Great Men Wear Bright Underwear
If you took three parts irreverent comedy, one part comic book drama and a pinch of suspended disbelief, you’d get The Making of a Modern Folk Hero, written by Martín Zimmerman and directed by Catherine Tripp. Premiering in the DC Source Festival, Folk Hero has done more then make it’s mark; it’s changed the entire game.
When a public housing property is threatened, a congressmen hatches a crazy scheme involving his out of work thespian friend and a yellow spandex suit. More then a play, Folk Hero is a memorable ride through detailed audio and visual additions.
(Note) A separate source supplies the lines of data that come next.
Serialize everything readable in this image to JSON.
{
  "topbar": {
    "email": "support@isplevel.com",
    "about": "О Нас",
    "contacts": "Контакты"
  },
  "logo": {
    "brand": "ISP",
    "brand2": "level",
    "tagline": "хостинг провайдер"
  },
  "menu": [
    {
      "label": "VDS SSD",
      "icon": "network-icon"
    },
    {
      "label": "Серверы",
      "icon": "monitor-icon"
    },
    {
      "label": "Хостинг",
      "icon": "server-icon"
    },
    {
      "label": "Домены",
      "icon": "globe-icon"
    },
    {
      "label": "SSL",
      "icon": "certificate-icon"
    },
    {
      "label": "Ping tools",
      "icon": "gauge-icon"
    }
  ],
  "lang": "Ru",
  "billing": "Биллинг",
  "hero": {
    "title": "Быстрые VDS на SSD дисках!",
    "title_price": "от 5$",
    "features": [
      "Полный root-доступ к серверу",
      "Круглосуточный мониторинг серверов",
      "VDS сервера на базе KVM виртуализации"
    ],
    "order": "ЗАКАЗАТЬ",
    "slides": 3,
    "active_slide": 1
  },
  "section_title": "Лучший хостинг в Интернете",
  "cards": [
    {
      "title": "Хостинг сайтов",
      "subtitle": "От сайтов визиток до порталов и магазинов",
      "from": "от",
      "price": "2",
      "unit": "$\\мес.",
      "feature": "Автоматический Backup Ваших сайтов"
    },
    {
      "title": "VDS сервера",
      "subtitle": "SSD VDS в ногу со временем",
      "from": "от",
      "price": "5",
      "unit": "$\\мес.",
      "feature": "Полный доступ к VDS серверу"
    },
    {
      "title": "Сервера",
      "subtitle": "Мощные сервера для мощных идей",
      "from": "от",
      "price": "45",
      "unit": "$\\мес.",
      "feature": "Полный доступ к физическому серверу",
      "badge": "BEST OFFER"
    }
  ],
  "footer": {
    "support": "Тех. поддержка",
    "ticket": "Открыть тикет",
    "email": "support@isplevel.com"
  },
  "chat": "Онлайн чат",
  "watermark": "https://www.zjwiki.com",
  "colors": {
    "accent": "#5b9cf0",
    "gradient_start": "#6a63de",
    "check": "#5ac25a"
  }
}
By flawlessly incorporating the every day status updates of life via a changing projection, Renzo (Bradley Smith) is able to keep his followers and the audience ‘in the know’. Smith steps into the role of cynical and out of work actor so intensely the audience nearly forgets they are watching a player of the stage playing a suicidal player of the screen. High marks for pulling off bright spandex without a care in the world.
David (Odell Ruffin), the master mind behind Renzo’s superhero second personality, treads the thin line of friend and politician in an attempt to save public housing, without loosing public face. Ruffin performs solidly, but it is hard to tell if the slowed pacing is because of the script or if it is a stylistic choice. Unfortunately the on stage chemistry isn’t as natural as it could have been.
Vanessa (Danielle Davis) a cheeky investigative blogger, gives a neutral perceptive of Renzo; as a masked superhero standing up for the little man. Knowing nothing of his exploits, Davis slips back and forth between showering the hero with comical scorn and heartwarming praise. The intelligent curiosity Davis exudes is a prime example of understanding your character on all levels.
The one person ensemble of Woman (Katy Carkuff) was easily the most understated role of the piece, but this woman sure gets around. From reading stage direction to filling in as an entire mob, Carkuff flexes her acting muscles to seamlessly fill each role with poise and humor. Throughout the evening she tows the audience along from scene to scene in and otherwise sparse set.
Without the technical genius of lighting designer Chris Holland and sound designer Eric Lott, the heart-stopping ending would have never been possible. Check it out if you’re looking for a comedy that’s not afraid to ask the tough questions, or the absurd ones.
The Making of a Modern Folk Hero and Source Festival runs through July 3rd at Source, 1835 14th Street, NW, in Washington, DC. For more information and the list of plays, click here.